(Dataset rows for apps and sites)
↓
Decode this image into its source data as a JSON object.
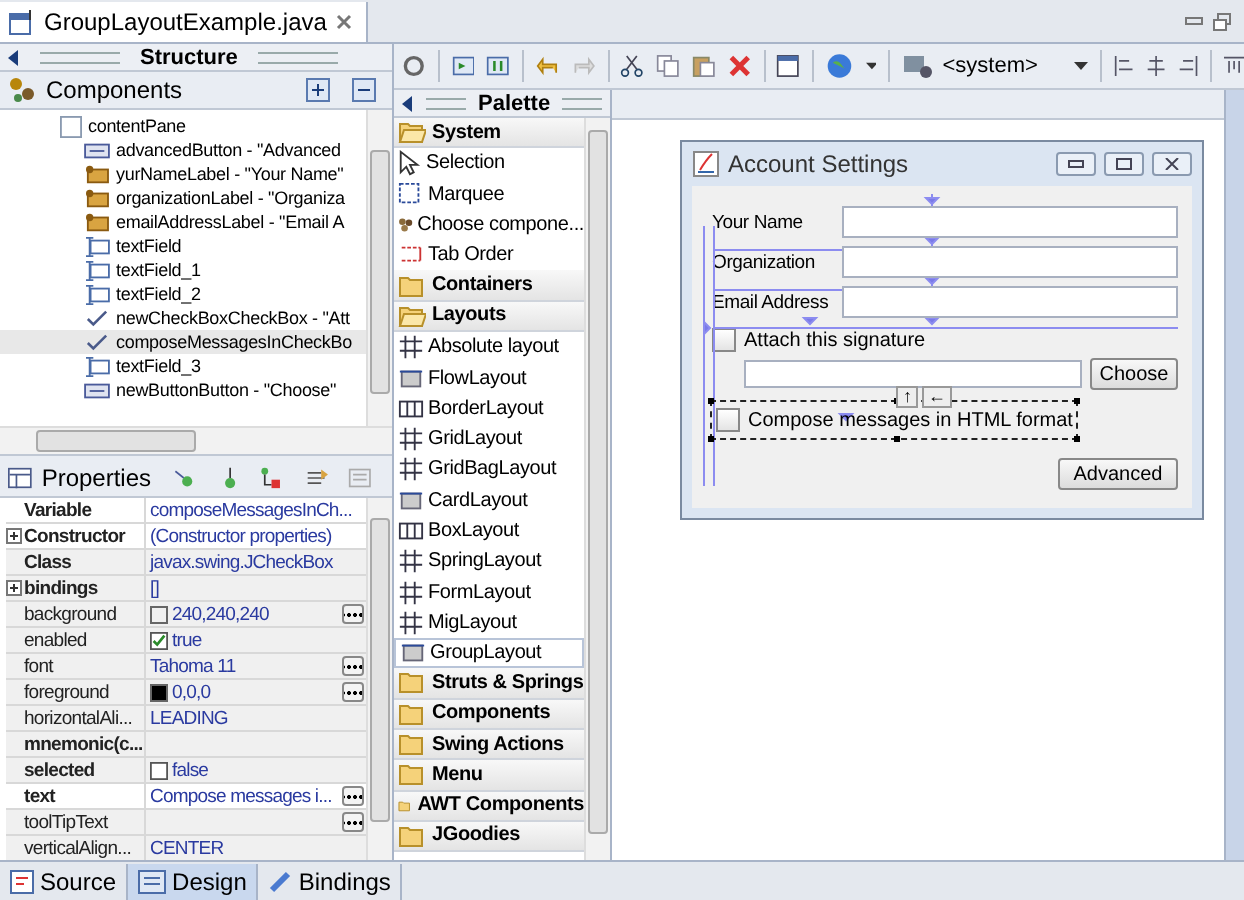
{
  "editor_tab": {
    "title": "GroupLayoutExample.java",
    "selected": true
  },
  "structure": {
    "title": "Structure",
    "components_title": "Components",
    "tree": [
      {
        "label": "contentPane",
        "kind": "panel",
        "selected": false,
        "children": [
          {
            "label": "advancedButton - \"Advanced",
            "kind": "button",
            "selected": false
          },
          {
            "label": "yurNameLabel - \"Your Name\"",
            "kind": "label",
            "selected": false
          },
          {
            "label": "organizationLabel - \"Organiza",
            "kind": "label",
            "selected": false
          },
          {
            "label": "emailAddressLabel - \"Email A",
            "kind": "label",
            "selected": false
          },
          {
            "label": "textField",
            "kind": "textfield",
            "selected": false
          },
          {
            "label": "textField_1",
            "kind": "textfield",
            "selected": false
          },
          {
            "label": "textField_2",
            "kind": "textfield",
            "selected": false
          },
          {
            "label": "newCheckBoxCheckBox - \"Att",
            "kind": "checkbox",
            "selected": false
          },
          {
            "label": "composeMessagesInCheckBo",
            "kind": "checkbox",
            "selected": true
          },
          {
            "label": "textField_3",
            "kind": "textfield",
            "selected": false
          },
          {
            "label": "newButtonButton - \"Choose\"",
            "kind": "button",
            "selected": false
          }
        ]
      }
    ]
  },
  "properties": {
    "title": "Properties",
    "rows": [
      {
        "name": "Variable",
        "bold": true,
        "highlighted": true,
        "kind": "text",
        "value": "composeMessagesInCh..."
      },
      {
        "name": "Constructor",
        "bold": true,
        "expandable": true,
        "highlighted": true,
        "kind": "text",
        "value": "(Constructor properties)"
      },
      {
        "name": "Class",
        "bold": true,
        "highlighted": false,
        "kind": "text",
        "value": "javax.swing.JCheckBox"
      },
      {
        "name": "bindings",
        "bold": true,
        "expandable": true,
        "highlighted": false,
        "kind": "text",
        "value": "[]"
      },
      {
        "name": "background",
        "bold": false,
        "highlighted": false,
        "kind": "color",
        "color": "#f0f0f0",
        "value": "240,240,240",
        "edit_button": true
      },
      {
        "name": "enabled",
        "bold": false,
        "highlighted": false,
        "kind": "check",
        "checked": true,
        "value": "true"
      },
      {
        "name": "font",
        "bold": false,
        "highlighted": false,
        "kind": "text",
        "value": "Tahoma 11",
        "edit_button": true
      },
      {
        "name": "foreground",
        "bold": false,
        "highlighted": false,
        "kind": "color",
        "color": "#000000",
        "value": "0,0,0",
        "edit_button": true
      },
      {
        "name": "horizontalAli...",
        "bold": false,
        "highlighted": false,
        "kind": "text",
        "value": "LEADING"
      },
      {
        "name": "mnemonic(c...",
        "bold": true,
        "highlighted": false,
        "kind": "text"
      },
      {
        "name": "selected",
        "bold": true,
        "highlighted": false,
        "kind": "check",
        "checked": false,
        "value": "false"
      },
      {
        "name": "text",
        "bold": true,
        "highlighted": true,
        "kind": "text",
        "value": "Compose messages i...",
        "edit_button": true
      },
      {
        "name": "toolTipText",
        "bold": false,
        "highlighted": false,
        "kind": "text",
        "edit_button": true
      },
      {
        "name": "verticalAlign...",
        "bold": false,
        "highlighted": false,
        "kind": "text",
        "value": "CENTER"
      }
    ]
  },
  "toolbar": {
    "look_and_feel": "<system>"
  },
  "palette": {
    "title": "Palette",
    "items": [
      {
        "label": "System",
        "kind": "category",
        "expanded": true
      },
      {
        "label": "Selection",
        "kind": "tool",
        "selected": false
      },
      {
        "label": "Marquee",
        "kind": "tool",
        "selected": false
      },
      {
        "label": "Choose compone...",
        "kind": "tool",
        "selected": false
      },
      {
        "label": "Tab Order",
        "kind": "tool",
        "selected": false
      },
      {
        "label": "Containers",
        "kind": "category",
        "expanded": false
      },
      {
        "label": "Layouts",
        "kind": "category",
        "expanded": true
      },
      {
        "label": "Absolute layout",
        "kind": "tool",
        "selected": false
      },
      {
        "label": "FlowLayout",
        "kind": "tool",
        "selected": false
      },
      {
        "label": "BorderLayout",
        "kind": "tool",
        "selected": false
      },
      {
        "label": "GridLayout",
        "kind": "tool",
        "selected": false
      },
      {
        "label": "GridBagLayout",
        "kind": "tool",
        "selected": false
      },
      {
        "label": "CardLayout",
        "kind": "tool",
        "selected": false
      },
      {
        "label": "BoxLayout",
        "kind": "tool",
        "selected": false
      },
      {
        "label": "SpringLayout",
        "kind": "tool",
        "selected": false
      },
      {
        "label": "FormLayout",
        "kind": "tool",
        "selected": false
      },
      {
        "label": "MigLayout",
        "kind": "tool",
        "selected": false
      },
      {
        "label": "GroupLayout",
        "kind": "tool",
        "selected": true
      },
      {
        "label": "Struts & Springs",
        "kind": "category",
        "expanded": false
      },
      {
        "label": "Components",
        "kind": "category",
        "expanded": false
      },
      {
        "label": "Swing Actions",
        "kind": "category",
        "expanded": false
      },
      {
        "label": "Menu",
        "kind": "category",
        "expanded": false
      },
      {
        "label": "AWT Components",
        "kind": "category",
        "expanded": false
      },
      {
        "label": "JGoodies",
        "kind": "category",
        "expanded": false
      }
    ]
  },
  "form": {
    "title": "Account Settings",
    "fields": [
      {
        "label": "Your Name"
      },
      {
        "label": "Organization"
      },
      {
        "label": "Email Address"
      }
    ],
    "attach_checkbox": {
      "label": "Attach this signature",
      "checked": false
    },
    "choose_button": "Choose",
    "compose_checkbox": {
      "label": "Compose messages in HTML format",
      "checked": false,
      "selected": true
    },
    "anchor_buttons": [
      "↑",
      "←"
    ],
    "advanced_button": "Advanced"
  },
  "bottom_tabs": [
    {
      "label": "Source",
      "selected": false
    },
    {
      "label": "Design",
      "selected": true
    },
    {
      "label": "Bindings",
      "selected": false
    }
  ]
}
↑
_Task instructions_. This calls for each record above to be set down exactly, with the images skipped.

_Output below_.
Decode this image into its source data as a JSON object.
{
  "editor_tab": {
    "title": "GroupLayoutExample.java",
    "selected": true
  },
  "structure": {
    "title": "Structure",
    "components_title": "Components",
    "tree": [
      {
        "label": "contentPane",
        "kind": "panel",
        "selected": false,
        "children": [
          {
            "label": "advancedButton - \"Advanced",
            "kind": "button",
            "selected": false
          },
          {
            "label": "yurNameLabel - \"Your Name\"",
            "kind": "label",
            "selected": false
          },
          {
            "label": "organizationLabel - \"Organiza",
            "kind": "label",
            "selected": false
          },
          {
            "label": "emailAddressLabel - \"Email A",
            "kind": "label",
            "selected": false
          },
          {
            "label": "textField",
            "kind": "textfield",
            "selected": false
          },
          {
            "label": "textField_1",
            "kind": "textfield",
            "selected": false
          },
          {
            "label": "textField_2",
            "kind": "textfield",
            "selected": false
          },
          {
            "label": "newCheckBoxCheckBox - \"Att",
            "kind": "checkbox",
            "selected": false
          },
          {
            "label": "composeMessagesInCheckBo",
            "kind": "checkbox",
            "selected": true
          },
          {
            "label": "textField_3",
            "kind": "textfield",
            "selected": false
          },
          {
            "label": "newButtonButton - \"Choose\"",
            "kind": "button",
            "selected": false
          }
        ]
      }
    ]
  },
  "properties": {
    "title": "Properties",
    "rows": [
      {
        "name": "Variable",
        "bold": true,
        "highlighted": true,
        "kind": "text",
        "value": "composeMessagesInCh..."
      },
      {
        "name": "Constructor",
        "bold": true,
        "expandable": true,
        "highlighted": true,
        "kind": "text",
        "value": "(Constructor properties)"
      },
      {
        "name": "Class",
        "bold": true,
        "highlighted": false,
        "kind": "text",
        "value": "javax.swing.JCheckBox"
      },
      {
        "name": "bindings",
        "bold": true,
        "expandable": true,
        "highlighted": false,
        "kind": "text",
        "value": "[]"
      },
      {
        "name": "background",
        "bold": false,
        "highlighted": false,
        "kind": "color",
        "color": "#f0f0f0",
        "value": "240,240,240",
        "edit_button": true
      },
      {
        "name": "enabled",
        "bold": false,
        "highlighted": false,
        "kind": "check",
        "checked": true,
        "value": "true"
      },
      {
        "name": "font",
        "bold": false,
        "highlighted": false,
        "kind": "text",
        "value": "Tahoma 11",
        "edit_button": true
      },
      {
        "name": "foreground",
        "bold": false,
        "highlighted": false,
        "kind": "color",
        "color": "#000000",
        "value": "0,0,0",
        "edit_button": true
      },
      {
        "name": "horizontalAli...",
        "bold": false,
        "highlighted": false,
        "kind": "text",
        "value": "LEADING"
      },
      {
        "name": "mnemonic(c...",
        "bold": true,
        "highlighted": false,
        "kind": "text"
      },
      {
        "name": "selected",
        "bold": true,
        "highlighted": false,
        "kind": "check",
        "checked": false,
        "value": "false"
      },
      {
        "name": "text",
        "bold": true,
        "highlighted": true,
        "kind": "text",
        "value": "Compose messages i...",
        "edit_button": true
      },
      {
        "name": "toolTipText",
        "bold": false,
        "highlighted": false,
        "kind": "text",
        "edit_button": true
      },
      {
        "name": "verticalAlign...",
        "bold": false,
        "highlighted": false,
        "kind": "text",
        "value": "CENTER"
      }
    ]
  },
  "toolbar": {
    "look_and_feel": "<system>"
  },
  "palette": {
    "title": "Palette",
    "items": [
      {
        "label": "System",
        "kind": "category",
        "expanded": true
      },
      {
        "label": "Selection",
        "kind": "tool",
        "selected": false
      },
      {
        "label": "Marquee",
        "kind": "tool",
        "selected": false
      },
      {
        "label": "Choose compone...",
        "kind": "tool",
        "selected": false
      },
      {
        "label": "Tab Order",
        "kind": "tool",
        "selected": false
      },
      {
        "label": "Containers",
        "kind": "category",
        "expanded": false
      },
      {
        "label": "Layouts",
        "kind": "category",
        "expanded": true
      },
      {
        "label": "Absolute layout",
        "kind": "tool",
        "selected": false
      },
      {
        "label": "FlowLayout",
        "kind": "tool",
        "selected": false
      },
      {
        "label": "BorderLayout",
        "kind": "tool",
        "selected": false
      },
      {
        "label": "GridLayout",
        "kind": "tool",
        "selected": false
      },
      {
        "label": "GridBagLayout",
        "kind": "tool",
        "selected": false
      },
      {
        "label": "CardLayout",
        "kind": "tool",
        "selected": false
      },
      {
        "label": "BoxLayout",
        "kind": "tool",
        "selected": false
      },
      {
        "label": "SpringLayout",
        "kind": "tool",
        "selected": false
      },
      {
        "label": "FormLayout",
        "kind": "tool",
        "selected": false
      },
      {
        "label": "MigLayout",
        "kind": "tool",
        "selected": false
      },
      {
        "label": "GroupLayout",
        "kind": "tool",
        "selected": true
      },
      {
        "label": "Struts & Springs",
        "kind": "category",
        "expanded": false
      },
      {
        "label": "Components",
        "kind": "category",
        "expanded": false
      },
      {
        "label": "Swing Actions",
        "kind": "category",
        "expanded": false
      },
      {
        "label": "Menu",
        "kind": "category",
        "expanded": false
      },
      {
        "label": "AWT Components",
        "kind": "category",
        "expanded": false
      },
      {
        "label": "JGoodies",
        "kind": "category",
        "expanded": false
      }
    ]
  },
  "form": {
    "title": "Account Settings",
    "fields": [
      {
        "label": "Your Name"
      },
      {
        "label": "Organization"
      },
      {
        "label": "Email Address"
      }
    ],
    "attach_checkbox": {
      "label": "Attach this signature",
      "checked": false
    },
    "choose_button": "Choose",
    "compose_checkbox": {
      "label": "Compose messages in HTML format",
      "checked": false,
      "selected": true
    },
    "anchor_buttons": [
      "↑",
      "←"
    ],
    "advanced_button": "Advanced"
  },
  "bottom_tabs": [
    {
      "label": "Source",
      "selected": false
    },
    {
      "label": "Design",
      "selected": true
    },
    {
      "label": "Bindings",
      "selected": false
    }
  ]
}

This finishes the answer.